Monday, December 01, 2008

The Privatization of Marriage

Richard Epstein recently trotted out an old libertarian talking point after the victory of Proposition 8 in California, effectively banning gay marriage. He suggested that marriage should be a wholly private activity and that there's no need for government involvement. Indeed, for most of American history, marriages were church, not government activities, and there was no need for a marriage license.

Why not go back to those halcyon days of yore and let individuals decide for themselves how to define their marriages?

One reason: divorce.

A couple might have a church or other commitment ceremony to publicly announce their permanent relationship to family and friends, and this can be a non-legal transaction.

But divorce -- the disposition of estate and custody of children, is inextricably a legal activity. And because divorce is a legal action, the marriage necessarily proceeds it is also a legal activity -- or else a person could escape a negative divorce settlement by simply claiming to have never been truly married in the first place. Or, for that matter, than various causes for divorce (e.g. adultery) are inapplicable because fidelity is a not accepted as a requirement for marriage in the opinion of the divorcee.

Like any good Pavlovian libertarian, I start salivating whenever I hear the word "privatize", but I just don't see how the privatization of marriage is feasible.

But what I would like to see is a Constitutional amendment removing marriage from being subject to the Full Faith and Credit Clause of the U.S. Constitution (Article 4, Section 1) so that individual states can define marriage as they like. This way, states that want gay marriage can have it, and those that don't, won't. And homosexuals who want to get married can move to a state that permits it. States that allow gay marriage can be laboratories of democracy, testing whether or not it has positive, negative, or no consequences for society at large.

HT: Instapundit


The Bass Player's Wife said...

I would like to see the two aspects of marriage (social contract and covenant) wholly removed from each other. Frankly, our current model smacks of clericalism.
Why not have a model not unlike what is used in The Netherlands, where a couple would have a civil ceremony (to satisfy the legal requirements) and then a church ceremony (should they choose). I think it would also protect churches who choose not to marry homosexual couples.

Kenny said...

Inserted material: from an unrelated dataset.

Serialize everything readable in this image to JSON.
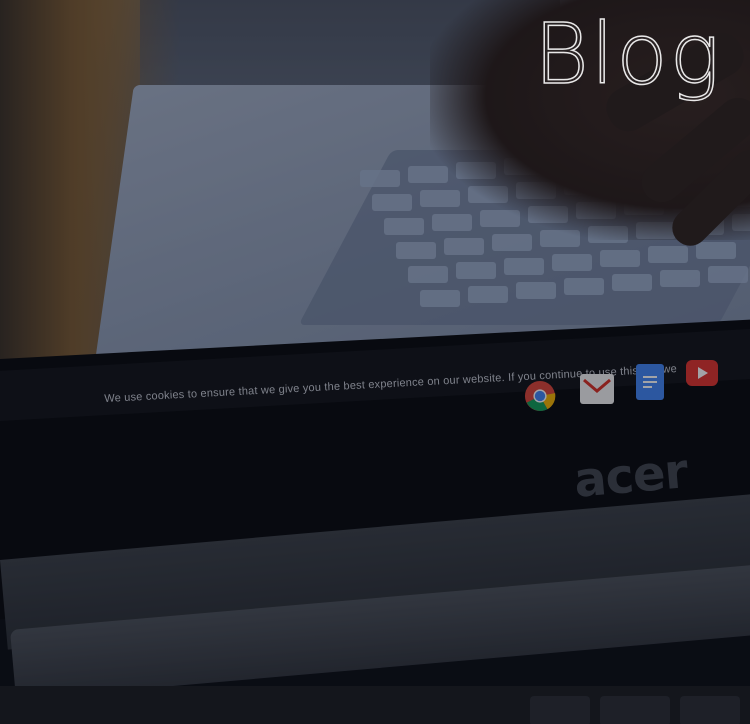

John - The thing being missed in your analysis is that what creates the legal problems with divorce is that there are already legal aspects to marriage. If there weren't legal aspects to marriage, there wouldn't be legal aspects to divorce. Why? Two items: join assets, and joint custody of children. These sorts of things must be established by contract, and the contract must specify under what circumstances (if any) it can be dissolved and, if it is dissolved, what happens to any property or children. Right now, people can write pre-nuptial agreements, but, by and large, marriage is a one-size-fits-all legal institution.

In my particular version of libertarian utopia, civil marriage would be effected by signing a contract. The state might draw up a generic 'secular marriage' contract template, and religious and other groups would be free to draw up their own templates based on their understandings of, e.g., the conditions for permissible divorce, and couples could customize the contracts as they saw fit to establish the terms for their marriage they chose. The state would still have to play arbiter in contractual disputes on a regular basis, but every good libertarian acknowledges that we need the state for that purpose.

John B said...

I know a clergy couple who did exactly what Bass Player's Wife suggests. They went to a Justice of the Peace and were legally married. Then they had a completely separate ceremony at the church were the consecrated their vows before God and their friends.

I always have couples sign their marriage licence at the rehearsal. That way the religious & the legal are separated. One of the things I hate about the way we do weddings is that I forced to be an agent of the state. I'm only concerned about being an agent of the Kingdom of God. So I'm all in favor of two ceremonies.

John said...

Yeah, I guess that we could have that Kenny. But I wouldn't like for myself for marriage to be reduced to only a prenuptual agreement.

Of course, the notion that one should marry for love is fairly new in human history, so a purely contractual arrangement would not be entirely alien to the human experience.

Kenny said...

Well, we wouldn't be reducing marriage. We'd just be reducing civil marriage, and the only difference between civil marriage now and in my picture is really that right now it's 'one size fits all', and it isn't neatly separated from religious marriage. But it's not like civil marriage, as such, is really any more than a contract.